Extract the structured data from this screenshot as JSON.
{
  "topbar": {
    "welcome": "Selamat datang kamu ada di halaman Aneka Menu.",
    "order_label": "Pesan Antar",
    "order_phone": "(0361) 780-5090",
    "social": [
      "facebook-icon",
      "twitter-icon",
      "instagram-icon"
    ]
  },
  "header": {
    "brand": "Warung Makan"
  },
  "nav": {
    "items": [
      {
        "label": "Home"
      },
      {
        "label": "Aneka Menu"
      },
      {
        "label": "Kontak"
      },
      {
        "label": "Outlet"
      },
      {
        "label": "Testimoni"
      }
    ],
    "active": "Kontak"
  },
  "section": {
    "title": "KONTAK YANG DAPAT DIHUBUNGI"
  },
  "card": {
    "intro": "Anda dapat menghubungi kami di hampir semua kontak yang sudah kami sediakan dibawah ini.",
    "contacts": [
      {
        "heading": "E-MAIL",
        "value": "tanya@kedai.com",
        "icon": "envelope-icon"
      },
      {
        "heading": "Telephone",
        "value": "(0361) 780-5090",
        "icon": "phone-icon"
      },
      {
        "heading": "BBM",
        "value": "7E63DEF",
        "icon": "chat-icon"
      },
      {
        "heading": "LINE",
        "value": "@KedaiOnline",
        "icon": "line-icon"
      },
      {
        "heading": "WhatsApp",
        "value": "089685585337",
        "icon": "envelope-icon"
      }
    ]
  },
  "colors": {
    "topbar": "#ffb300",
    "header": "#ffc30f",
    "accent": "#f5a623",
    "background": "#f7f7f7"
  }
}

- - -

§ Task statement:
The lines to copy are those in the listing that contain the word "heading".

§ Output of the exercise:
        "heading": "E-MAIL",
        "heading": "Telephone",
        "heading": "BBM",
        "heading": "LINE",
        "heading": "WhatsApp",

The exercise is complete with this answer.